Even though the appendectomy in case number 2 above had been performed uneventfully, the inevitable preoperative delay due to lack of an immediate data source for the patient's cardiac implantable electrocal device leaves much to think about. The American Association of Anesthesiologist in its task force report 2011 requires its members to determine whether reprograming pacing function to asynchronous mode or disabling rate responsive function is advantageous for the specific procedure—an information that can only be acquired in a timely fashion when the data is available at the point of care. And among other recommendations; suspending antitatachyarrhythmia functions if present. To improve delivery in this situation is possible, but would hinge on an opportune data that is more accessible, better quality, easier to retrieve, captures data from a specific large database and enhances staff productivity as would be offered by phone and tablet applications

In a litigous medical environment, redundancy creeps into defensive medicine. It was later discovered that the patient in case #1 above had only recently about a month prior to this admission, had a battery change. Inability to narrate such pertinent personal medical history in vulnerable populations such as her is rampant and can only get worse with growing dementia in society. The Internist may have done the right thing by acting on the unknown in foreseeing a risk of possible mortality with device failure.

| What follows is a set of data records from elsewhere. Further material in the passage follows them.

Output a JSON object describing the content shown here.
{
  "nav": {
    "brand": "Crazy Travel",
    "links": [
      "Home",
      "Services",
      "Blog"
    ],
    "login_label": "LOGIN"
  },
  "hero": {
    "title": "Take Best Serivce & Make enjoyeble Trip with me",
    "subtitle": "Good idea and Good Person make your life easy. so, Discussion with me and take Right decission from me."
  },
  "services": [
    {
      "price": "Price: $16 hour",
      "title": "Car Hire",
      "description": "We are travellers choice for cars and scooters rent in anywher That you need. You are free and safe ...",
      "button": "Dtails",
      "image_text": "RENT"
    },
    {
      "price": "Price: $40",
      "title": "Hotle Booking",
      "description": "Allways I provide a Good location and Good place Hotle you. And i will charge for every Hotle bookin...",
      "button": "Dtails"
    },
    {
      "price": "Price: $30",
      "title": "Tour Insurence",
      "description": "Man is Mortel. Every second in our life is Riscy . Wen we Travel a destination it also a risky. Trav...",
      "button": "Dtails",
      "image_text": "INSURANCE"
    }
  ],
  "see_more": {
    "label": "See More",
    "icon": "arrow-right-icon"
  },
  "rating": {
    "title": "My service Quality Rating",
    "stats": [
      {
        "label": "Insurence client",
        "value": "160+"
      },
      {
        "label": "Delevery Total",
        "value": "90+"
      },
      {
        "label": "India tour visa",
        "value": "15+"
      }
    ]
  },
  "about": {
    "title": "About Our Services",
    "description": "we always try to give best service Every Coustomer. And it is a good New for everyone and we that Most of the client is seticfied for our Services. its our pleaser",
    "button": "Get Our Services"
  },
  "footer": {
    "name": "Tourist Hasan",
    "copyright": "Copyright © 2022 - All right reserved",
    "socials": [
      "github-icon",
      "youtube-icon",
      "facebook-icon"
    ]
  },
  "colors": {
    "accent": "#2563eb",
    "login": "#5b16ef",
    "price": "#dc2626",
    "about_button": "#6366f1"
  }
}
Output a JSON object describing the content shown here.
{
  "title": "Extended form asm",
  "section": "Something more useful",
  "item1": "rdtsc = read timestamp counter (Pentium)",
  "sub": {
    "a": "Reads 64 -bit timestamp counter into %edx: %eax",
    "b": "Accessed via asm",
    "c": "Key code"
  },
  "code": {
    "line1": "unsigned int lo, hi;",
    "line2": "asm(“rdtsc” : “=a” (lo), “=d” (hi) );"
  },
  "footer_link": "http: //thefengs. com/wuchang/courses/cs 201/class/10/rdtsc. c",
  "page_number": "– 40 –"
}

The patient is case number 5 was long overdue her ICD interrogation. The guidelines recommend follow up in six months after intial implantation. At this point we all come face-to-face with an unprecedented challenge for creating a formidable system that will perhaps go beyond just data protection and confidentiality, but also capturing information on tracking and follow-up both accessible to the patient and the provider as in PHONE AND TABLET APPLICATIONS FOR CARDIAC IMPLANTABLE ELECTRONIC DEVICES (MY PACER APP).


The present conventional and remote form of cardiac electronic device interrogation are effective, but with gaps in providing information at point of care hence the need for electronic medical record that is easily accessible as in a form of phone or tablet application.


1. Phone and Tablet Application (APPS) for secured Patient electronic medical record specific to:

PM, CRT, CRT-D, DF, ICD and combination devices.
Patent History
Publication number: 20160012185
Type: Application
Filed: Jul 11, 2014
Publication Date: Jan 14, 2016
Inventor: Adam Maxwell AU (Miami, FL)
Application Number: 14/328,707
International Classification: G06F 19/00 (20060101);